posted on 03.12.1999, 00:00 by David M. Haddleton, Carl Waterson
A range of phenolic esters derived form the esterification of substituted phenols with 2-bromoisobutyryl bromide and 2-chloroisobutyryl chloride have been demonstrated to be effective atom transfer polymerization initiators in conjunction with N-(n-octyl)-2-pyridylmethanimine and copper(I) chloride and bromide. All initiators have been fully characterized. Methoxy, phenyl ether, primary aryl amino, aldehyde, nitro, and benzyl ether functional initiators lead to efficacious atom transfer polymerization without imparting any detrimental effects on the polymerization. Polymerizations have been shown to proceed with excellent first-order kinetics with small amount of termination, as seen by narrow polydispersity indices, often below 1.10. Rates of polymerization are of the of the order of 1 × 10-4 s-1, which gives PMMA of approximately 10 000 g mol-1 after 4 h under typical polymerization conditions. Mn increases linearly with conversion. Polymerization of a range of alkyl methacrylates is demonstrated including ethyl methacrylate, butyl methacrylate (iso- and n-) while tert-butyl methacrylate terminates early in the reaction, with the production of a broad molar mass distribution polymer. Polymerization of styrene proceeds effectively, but at a much slower rate than for MMA. Polymerization of MMA with a chloro functional initiator and CuCl proceeds at approximately half the rate of the bromo analogues with a broadening of PDI. Difunctional and trifunctional initiators are derived from the appropriate polyphenols. The multifunctional initiators are shown to be effective atom transfer initiators to give narrow PDI polymer with controlled Mn. The role of deactivating copper(II) species is further seen by the effect of the polymerization rate in a range of kinetic experiments.

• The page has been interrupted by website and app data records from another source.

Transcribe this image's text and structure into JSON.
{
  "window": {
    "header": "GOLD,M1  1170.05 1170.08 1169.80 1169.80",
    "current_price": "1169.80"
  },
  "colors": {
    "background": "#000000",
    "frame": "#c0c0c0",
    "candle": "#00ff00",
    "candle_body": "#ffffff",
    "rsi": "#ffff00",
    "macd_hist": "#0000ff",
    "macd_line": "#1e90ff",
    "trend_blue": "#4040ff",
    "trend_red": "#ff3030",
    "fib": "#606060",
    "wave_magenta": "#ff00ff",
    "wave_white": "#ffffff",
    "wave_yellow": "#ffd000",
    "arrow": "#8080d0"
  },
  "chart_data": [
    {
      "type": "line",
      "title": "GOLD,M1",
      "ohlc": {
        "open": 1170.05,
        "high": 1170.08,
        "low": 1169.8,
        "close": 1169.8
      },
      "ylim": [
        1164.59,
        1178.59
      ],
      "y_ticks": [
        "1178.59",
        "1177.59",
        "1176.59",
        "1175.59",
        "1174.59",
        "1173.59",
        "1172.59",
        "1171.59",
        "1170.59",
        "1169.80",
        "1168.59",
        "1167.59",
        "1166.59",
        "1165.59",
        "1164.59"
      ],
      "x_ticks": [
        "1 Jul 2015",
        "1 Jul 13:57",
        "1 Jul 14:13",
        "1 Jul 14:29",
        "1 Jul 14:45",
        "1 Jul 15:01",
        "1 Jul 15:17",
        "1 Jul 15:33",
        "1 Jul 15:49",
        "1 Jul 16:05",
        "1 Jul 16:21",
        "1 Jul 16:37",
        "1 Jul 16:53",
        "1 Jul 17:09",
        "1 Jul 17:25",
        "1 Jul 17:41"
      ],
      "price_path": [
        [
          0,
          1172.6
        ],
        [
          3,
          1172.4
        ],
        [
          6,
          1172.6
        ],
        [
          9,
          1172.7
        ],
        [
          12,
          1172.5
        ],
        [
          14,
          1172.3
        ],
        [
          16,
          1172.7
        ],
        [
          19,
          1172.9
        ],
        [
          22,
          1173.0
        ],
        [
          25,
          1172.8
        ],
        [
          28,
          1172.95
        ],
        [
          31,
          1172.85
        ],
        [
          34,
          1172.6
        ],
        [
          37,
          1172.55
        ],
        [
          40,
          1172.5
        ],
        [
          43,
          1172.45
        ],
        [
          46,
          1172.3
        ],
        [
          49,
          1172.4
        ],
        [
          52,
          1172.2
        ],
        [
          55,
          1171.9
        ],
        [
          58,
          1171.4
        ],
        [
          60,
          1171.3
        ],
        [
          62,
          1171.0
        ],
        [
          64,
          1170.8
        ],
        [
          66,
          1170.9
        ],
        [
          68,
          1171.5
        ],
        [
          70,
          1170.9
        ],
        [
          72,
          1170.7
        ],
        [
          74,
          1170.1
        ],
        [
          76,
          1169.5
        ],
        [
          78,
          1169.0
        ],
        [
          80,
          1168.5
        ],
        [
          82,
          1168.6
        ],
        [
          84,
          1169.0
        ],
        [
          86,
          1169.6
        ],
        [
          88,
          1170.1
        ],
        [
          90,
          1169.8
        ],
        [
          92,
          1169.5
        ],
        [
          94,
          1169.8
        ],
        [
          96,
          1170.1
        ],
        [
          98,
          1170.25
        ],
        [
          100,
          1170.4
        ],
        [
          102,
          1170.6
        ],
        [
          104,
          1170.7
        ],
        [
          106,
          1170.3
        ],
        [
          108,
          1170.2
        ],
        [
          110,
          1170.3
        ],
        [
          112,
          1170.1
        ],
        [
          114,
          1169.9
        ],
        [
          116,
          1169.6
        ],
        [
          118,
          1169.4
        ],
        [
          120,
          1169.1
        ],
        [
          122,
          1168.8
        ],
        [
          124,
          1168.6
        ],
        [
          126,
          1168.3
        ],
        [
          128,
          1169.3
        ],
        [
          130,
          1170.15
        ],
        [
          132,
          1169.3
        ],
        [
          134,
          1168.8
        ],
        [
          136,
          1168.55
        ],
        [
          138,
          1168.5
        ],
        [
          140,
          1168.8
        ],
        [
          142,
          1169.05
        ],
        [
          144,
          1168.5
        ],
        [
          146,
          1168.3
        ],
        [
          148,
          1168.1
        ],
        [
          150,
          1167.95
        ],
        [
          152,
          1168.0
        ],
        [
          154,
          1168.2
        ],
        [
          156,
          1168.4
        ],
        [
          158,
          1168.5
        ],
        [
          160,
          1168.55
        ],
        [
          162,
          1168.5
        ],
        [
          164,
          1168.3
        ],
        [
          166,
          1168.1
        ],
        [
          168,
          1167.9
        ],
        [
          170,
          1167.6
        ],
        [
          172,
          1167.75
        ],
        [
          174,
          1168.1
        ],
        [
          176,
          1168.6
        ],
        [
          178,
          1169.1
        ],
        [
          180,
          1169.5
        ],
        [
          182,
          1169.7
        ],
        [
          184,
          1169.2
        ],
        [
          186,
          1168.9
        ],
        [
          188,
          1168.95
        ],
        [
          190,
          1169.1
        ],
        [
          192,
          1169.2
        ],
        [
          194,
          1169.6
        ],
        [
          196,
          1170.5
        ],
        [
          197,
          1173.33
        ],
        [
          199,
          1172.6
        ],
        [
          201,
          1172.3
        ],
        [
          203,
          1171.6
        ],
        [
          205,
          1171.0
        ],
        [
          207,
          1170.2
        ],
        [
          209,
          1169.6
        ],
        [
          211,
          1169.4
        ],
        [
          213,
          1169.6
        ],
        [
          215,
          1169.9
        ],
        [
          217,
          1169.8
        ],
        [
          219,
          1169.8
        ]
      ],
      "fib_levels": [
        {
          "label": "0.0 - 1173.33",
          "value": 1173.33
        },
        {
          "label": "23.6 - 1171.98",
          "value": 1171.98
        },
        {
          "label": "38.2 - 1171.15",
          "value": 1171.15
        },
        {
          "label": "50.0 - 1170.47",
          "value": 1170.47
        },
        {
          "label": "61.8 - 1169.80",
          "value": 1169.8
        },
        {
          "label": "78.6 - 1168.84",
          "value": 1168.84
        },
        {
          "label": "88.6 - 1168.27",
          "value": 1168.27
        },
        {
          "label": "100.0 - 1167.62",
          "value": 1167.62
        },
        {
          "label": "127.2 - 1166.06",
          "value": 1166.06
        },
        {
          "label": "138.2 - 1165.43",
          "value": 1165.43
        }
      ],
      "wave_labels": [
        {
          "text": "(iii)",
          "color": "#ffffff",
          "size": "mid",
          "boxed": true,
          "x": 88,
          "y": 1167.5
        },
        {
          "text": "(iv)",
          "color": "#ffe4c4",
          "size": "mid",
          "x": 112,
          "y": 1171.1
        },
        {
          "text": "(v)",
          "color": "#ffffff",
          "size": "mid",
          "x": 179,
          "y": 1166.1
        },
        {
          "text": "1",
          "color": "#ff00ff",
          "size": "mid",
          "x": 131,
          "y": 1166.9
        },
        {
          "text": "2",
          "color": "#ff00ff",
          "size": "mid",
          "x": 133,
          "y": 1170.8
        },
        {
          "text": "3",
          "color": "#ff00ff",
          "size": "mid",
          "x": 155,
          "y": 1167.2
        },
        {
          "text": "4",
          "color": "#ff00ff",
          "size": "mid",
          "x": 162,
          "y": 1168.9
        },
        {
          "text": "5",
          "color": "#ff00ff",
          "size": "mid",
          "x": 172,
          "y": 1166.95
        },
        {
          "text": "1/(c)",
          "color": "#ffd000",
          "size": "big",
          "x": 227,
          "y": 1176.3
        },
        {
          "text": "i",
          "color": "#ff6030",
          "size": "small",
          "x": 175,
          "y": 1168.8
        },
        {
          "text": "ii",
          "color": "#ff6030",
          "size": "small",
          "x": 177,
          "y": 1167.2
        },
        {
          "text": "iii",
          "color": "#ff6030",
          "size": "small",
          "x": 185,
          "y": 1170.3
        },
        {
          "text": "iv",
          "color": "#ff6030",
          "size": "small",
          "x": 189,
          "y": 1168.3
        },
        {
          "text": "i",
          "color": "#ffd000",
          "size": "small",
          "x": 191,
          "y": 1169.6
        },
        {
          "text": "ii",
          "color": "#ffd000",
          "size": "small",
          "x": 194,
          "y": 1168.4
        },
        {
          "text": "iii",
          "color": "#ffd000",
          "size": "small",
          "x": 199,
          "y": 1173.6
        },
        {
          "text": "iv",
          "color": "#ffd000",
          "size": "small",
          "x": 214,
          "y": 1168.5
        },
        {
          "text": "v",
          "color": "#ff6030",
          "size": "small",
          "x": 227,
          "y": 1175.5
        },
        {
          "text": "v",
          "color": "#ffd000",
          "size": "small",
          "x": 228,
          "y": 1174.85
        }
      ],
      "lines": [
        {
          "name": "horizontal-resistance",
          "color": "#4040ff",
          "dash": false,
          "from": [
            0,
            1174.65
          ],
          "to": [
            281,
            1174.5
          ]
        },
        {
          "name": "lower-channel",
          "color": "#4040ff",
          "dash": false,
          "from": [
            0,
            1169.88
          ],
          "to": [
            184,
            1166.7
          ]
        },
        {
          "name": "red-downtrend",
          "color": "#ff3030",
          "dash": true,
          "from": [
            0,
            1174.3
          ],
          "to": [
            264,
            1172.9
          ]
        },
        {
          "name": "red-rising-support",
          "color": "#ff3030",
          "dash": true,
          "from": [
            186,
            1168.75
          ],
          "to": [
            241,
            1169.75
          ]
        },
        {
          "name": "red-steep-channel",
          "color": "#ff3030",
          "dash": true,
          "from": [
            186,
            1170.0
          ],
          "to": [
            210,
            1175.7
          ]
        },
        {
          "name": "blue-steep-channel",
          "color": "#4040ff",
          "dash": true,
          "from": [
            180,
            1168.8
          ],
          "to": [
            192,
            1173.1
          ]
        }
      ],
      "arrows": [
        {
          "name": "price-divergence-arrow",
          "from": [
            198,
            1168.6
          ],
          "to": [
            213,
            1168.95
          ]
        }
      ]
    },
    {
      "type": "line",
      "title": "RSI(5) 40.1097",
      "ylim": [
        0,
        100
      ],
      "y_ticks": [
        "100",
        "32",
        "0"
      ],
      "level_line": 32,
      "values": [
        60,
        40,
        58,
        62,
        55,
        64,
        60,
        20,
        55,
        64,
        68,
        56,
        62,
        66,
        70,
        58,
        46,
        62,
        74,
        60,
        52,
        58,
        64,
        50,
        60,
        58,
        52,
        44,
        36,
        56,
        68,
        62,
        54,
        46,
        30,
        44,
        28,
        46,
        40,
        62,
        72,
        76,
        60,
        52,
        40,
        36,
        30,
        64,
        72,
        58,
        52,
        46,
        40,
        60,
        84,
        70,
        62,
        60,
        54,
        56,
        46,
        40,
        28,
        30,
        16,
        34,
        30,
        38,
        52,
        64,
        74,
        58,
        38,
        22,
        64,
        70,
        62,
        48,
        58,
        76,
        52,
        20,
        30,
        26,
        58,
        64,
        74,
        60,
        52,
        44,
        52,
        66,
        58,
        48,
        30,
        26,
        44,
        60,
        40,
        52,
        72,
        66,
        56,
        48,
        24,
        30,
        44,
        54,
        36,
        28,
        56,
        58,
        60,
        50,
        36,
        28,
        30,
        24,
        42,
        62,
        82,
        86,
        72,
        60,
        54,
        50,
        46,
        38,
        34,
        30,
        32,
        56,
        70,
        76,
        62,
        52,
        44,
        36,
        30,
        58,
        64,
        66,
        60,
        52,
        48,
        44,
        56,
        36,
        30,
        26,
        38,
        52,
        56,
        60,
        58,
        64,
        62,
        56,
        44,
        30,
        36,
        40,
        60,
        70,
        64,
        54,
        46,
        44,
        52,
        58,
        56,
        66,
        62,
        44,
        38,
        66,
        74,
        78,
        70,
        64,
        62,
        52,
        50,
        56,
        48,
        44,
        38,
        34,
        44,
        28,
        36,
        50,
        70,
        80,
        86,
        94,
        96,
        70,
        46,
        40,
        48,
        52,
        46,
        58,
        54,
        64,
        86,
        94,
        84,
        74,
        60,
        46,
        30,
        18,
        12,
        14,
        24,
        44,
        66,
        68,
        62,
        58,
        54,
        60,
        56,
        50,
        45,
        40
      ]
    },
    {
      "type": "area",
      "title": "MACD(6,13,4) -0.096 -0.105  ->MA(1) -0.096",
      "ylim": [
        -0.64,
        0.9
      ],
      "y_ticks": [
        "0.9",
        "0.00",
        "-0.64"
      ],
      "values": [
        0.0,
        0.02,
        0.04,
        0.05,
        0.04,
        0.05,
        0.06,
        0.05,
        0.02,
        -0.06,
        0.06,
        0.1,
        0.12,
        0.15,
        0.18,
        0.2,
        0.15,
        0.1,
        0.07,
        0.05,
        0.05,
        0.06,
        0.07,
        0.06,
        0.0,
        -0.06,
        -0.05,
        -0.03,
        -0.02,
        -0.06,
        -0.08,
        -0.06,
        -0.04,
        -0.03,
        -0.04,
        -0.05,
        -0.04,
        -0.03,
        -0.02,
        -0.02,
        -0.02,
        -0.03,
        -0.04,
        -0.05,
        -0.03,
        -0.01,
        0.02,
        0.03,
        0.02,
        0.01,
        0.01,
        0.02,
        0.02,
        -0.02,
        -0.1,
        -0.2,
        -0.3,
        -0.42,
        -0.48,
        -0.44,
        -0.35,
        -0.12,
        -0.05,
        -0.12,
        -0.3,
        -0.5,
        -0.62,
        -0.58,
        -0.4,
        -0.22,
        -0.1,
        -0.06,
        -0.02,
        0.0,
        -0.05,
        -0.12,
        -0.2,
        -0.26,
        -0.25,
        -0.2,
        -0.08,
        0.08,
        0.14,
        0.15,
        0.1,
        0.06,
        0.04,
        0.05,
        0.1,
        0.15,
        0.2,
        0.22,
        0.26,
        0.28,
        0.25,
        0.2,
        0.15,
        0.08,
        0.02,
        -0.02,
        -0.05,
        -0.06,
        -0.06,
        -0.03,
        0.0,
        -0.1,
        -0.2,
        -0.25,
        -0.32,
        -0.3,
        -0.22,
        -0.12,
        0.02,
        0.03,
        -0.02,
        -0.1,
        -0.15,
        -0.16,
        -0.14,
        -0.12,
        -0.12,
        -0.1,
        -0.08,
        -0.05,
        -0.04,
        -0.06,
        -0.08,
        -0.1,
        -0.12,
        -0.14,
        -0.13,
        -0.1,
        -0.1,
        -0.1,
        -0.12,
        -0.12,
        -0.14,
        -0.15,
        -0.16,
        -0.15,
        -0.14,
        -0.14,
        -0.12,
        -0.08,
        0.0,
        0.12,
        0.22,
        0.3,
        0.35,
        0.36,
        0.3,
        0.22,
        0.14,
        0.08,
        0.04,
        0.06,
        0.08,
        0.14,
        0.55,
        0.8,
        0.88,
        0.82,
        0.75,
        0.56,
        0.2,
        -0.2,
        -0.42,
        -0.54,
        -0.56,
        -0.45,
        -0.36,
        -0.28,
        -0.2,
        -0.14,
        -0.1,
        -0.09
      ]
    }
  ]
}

Esterified phenols are an extremely versatile and simple route into α-functional polymers via atom transfer polymerization.